Even though you will need a scanner for complete insight into OBD 2 codes, you can still check engine warnings without it. Depending on the model and year of production, it is possible to see codes by counting the flashing check engine light on the dashboard. To access this menu, you need to use your ignition key, turn the dashboard on but not the engine and press the odometer reset button. The check engine light will go on and start blinking in a sentence. For example, three times, then pause and then again two times. This indicated the code 32 (three plus two). However, it is impossible to do this on the latest models that use digital keys and digital instrument clusters. Hence, you must take it to a specialist shop for accurate readings with the Jaguar fault code reader. 
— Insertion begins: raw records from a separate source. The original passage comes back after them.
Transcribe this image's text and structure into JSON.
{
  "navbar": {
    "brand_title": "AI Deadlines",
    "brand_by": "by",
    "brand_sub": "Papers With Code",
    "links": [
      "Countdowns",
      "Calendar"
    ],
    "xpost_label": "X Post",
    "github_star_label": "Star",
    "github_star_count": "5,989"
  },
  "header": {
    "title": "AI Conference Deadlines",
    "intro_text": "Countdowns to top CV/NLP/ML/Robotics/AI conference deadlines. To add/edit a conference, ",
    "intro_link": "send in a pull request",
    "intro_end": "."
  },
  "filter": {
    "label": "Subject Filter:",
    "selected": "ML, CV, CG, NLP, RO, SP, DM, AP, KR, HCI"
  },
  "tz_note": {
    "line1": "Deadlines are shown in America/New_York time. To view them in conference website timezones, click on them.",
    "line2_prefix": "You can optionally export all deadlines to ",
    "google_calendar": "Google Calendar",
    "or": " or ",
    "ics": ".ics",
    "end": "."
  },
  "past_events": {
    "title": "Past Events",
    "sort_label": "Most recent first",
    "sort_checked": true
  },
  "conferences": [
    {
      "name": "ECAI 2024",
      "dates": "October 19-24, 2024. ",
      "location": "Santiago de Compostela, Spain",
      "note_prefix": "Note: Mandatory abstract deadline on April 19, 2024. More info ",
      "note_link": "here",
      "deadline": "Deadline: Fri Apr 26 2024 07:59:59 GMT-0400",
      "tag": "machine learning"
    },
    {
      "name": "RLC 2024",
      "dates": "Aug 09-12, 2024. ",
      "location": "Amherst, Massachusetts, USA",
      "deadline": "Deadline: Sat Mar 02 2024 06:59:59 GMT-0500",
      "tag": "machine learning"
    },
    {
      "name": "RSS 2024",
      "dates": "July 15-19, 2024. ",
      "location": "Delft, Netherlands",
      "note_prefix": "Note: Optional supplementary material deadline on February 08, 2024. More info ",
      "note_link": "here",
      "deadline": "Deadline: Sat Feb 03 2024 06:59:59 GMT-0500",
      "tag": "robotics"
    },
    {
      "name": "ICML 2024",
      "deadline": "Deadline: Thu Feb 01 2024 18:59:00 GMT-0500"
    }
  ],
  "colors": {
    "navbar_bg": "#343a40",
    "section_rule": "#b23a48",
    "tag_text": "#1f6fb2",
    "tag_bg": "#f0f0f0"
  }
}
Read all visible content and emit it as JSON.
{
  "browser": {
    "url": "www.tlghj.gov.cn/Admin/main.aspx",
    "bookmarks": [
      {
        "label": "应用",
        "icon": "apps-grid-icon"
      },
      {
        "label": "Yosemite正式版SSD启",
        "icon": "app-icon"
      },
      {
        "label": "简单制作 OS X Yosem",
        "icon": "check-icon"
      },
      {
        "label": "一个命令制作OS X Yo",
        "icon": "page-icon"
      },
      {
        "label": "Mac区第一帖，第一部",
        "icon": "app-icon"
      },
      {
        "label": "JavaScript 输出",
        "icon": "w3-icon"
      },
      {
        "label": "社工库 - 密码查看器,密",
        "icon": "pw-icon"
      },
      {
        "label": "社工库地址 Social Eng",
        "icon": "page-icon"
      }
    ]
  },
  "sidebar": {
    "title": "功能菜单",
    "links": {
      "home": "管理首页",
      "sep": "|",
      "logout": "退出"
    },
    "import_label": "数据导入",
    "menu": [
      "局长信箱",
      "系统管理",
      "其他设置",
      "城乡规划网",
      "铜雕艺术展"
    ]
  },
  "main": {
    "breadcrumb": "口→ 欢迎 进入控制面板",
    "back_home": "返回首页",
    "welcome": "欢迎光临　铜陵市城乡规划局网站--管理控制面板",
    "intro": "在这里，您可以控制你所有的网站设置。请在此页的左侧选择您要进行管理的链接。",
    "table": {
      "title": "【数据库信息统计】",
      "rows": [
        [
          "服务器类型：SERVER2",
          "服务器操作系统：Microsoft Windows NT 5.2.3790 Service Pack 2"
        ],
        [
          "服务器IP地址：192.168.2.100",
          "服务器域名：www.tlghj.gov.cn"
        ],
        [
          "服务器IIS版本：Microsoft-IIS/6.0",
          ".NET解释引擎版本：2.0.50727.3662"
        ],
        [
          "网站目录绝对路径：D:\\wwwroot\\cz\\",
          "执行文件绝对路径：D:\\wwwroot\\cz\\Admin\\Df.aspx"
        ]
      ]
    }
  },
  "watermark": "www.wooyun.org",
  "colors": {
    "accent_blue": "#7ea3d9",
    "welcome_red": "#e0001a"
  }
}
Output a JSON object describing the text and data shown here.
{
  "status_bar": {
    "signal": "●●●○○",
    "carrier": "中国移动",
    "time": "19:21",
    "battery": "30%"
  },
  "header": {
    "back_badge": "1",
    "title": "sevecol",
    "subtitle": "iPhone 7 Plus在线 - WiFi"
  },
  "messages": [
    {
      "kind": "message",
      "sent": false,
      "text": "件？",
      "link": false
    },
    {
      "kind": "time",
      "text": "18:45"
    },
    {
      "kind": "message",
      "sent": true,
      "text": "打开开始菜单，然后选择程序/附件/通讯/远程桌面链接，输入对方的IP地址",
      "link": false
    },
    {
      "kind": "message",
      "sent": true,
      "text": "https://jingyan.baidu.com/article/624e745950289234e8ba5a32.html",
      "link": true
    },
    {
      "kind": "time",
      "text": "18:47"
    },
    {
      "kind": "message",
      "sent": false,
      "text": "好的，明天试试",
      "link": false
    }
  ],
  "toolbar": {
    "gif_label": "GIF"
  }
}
What Are The 4 Types Of OBD 2 Codes?

Since there are so many processes and functions of a vehicle, the number of OBD 2 trouble codes is immense. However, they are divided into four categories for easier understanding. Those four categories are:

  • P Codes – "P" stands for "Powertrain, " meaning that codes starting with this letter are connected to engine and transmission problems. These are the most common codes you will see.

  • B Code – When you see a "B" letter in front, you'll know something is wrong with the car's bodywork, hence the name. This is a rare code since most of the exterior problems with the vehicle are easily visible. 

  • C Code – "C" stands for chassis and is also a rare OBD 2 fault code. 

  • U Code – The codes that start with the letter "U" designate network and wiring systems, and they are also common in modern cars filled with electronic components. 


As you can see, the OBD system is crucial in monitoring the vehicle's processes and helping resolve the issues as they appear. Since its introduction, it has helped millions of owners diagnose the faults and act quickly before the failures become too expensive or complicated. That is why Jaguar owners need to be aware that a simple check engine light could mean the vehicle is about to break down and must be checked by an experienced technician at Westminster Motors. Addressing this issue promptly can seriously reduce the servicing and repair costs.

Author: Avo Demirjian